== Required work ==
Please state in a single number how many lines of the entries below include the word "icon".

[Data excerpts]

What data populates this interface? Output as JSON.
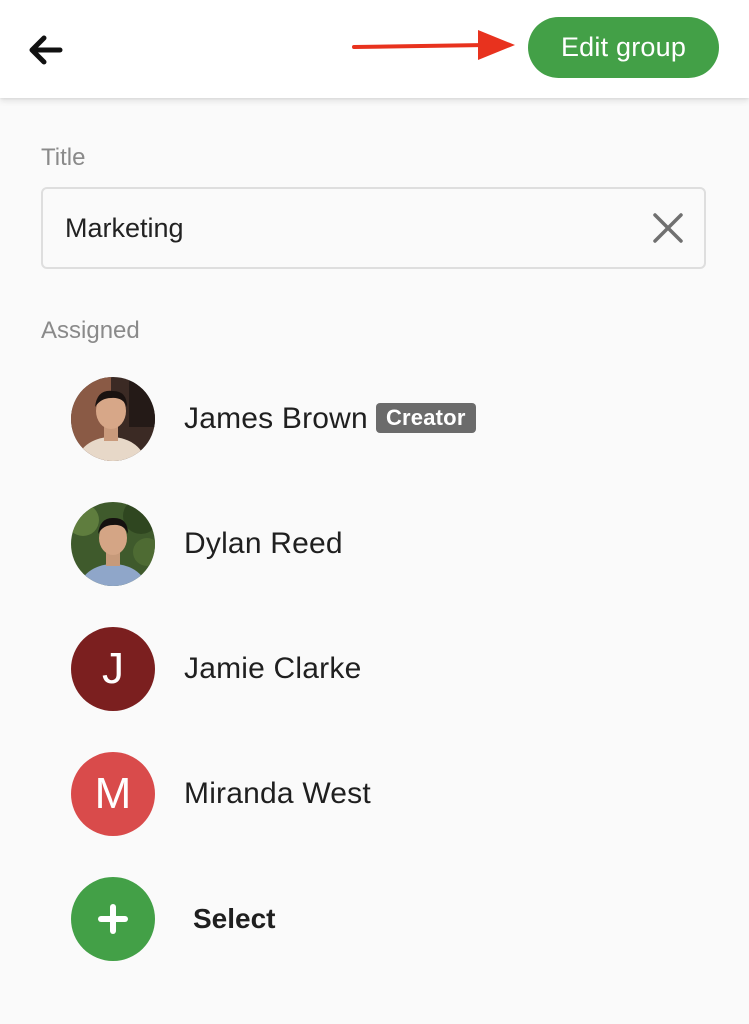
{
  "appbar": {
    "back_icon": "arrow-left-icon",
    "edit_button_label": "Edit group",
    "annotation_icon": "red-arrow-pointer-icon"
  },
  "form": {
    "title_label": "Title",
    "title_value": "Marketing",
    "clear_icon": "close-icon",
    "assigned_label": "Assigned"
  },
  "members": [
    {
      "name": "James Brown",
      "badge": "Creator",
      "avatar": "photo"
    },
    {
      "name": "Dylan Reed",
      "avatar": "photo"
    },
    {
      "name": "Jamie Clarke",
      "initial": "J",
      "avatar_color": "#7b1f1f"
    },
    {
      "name": "Miranda West",
      "initial": "M",
      "avatar_color": "#d94b4b"
    }
  ],
  "select": {
    "label": "Select",
    "icon": "plus-icon",
    "color": "#43a047"
  },
  "colors": {
    "accent": "#43a047",
    "annotation": "#e8321e"
  }
}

== Solution below ==
4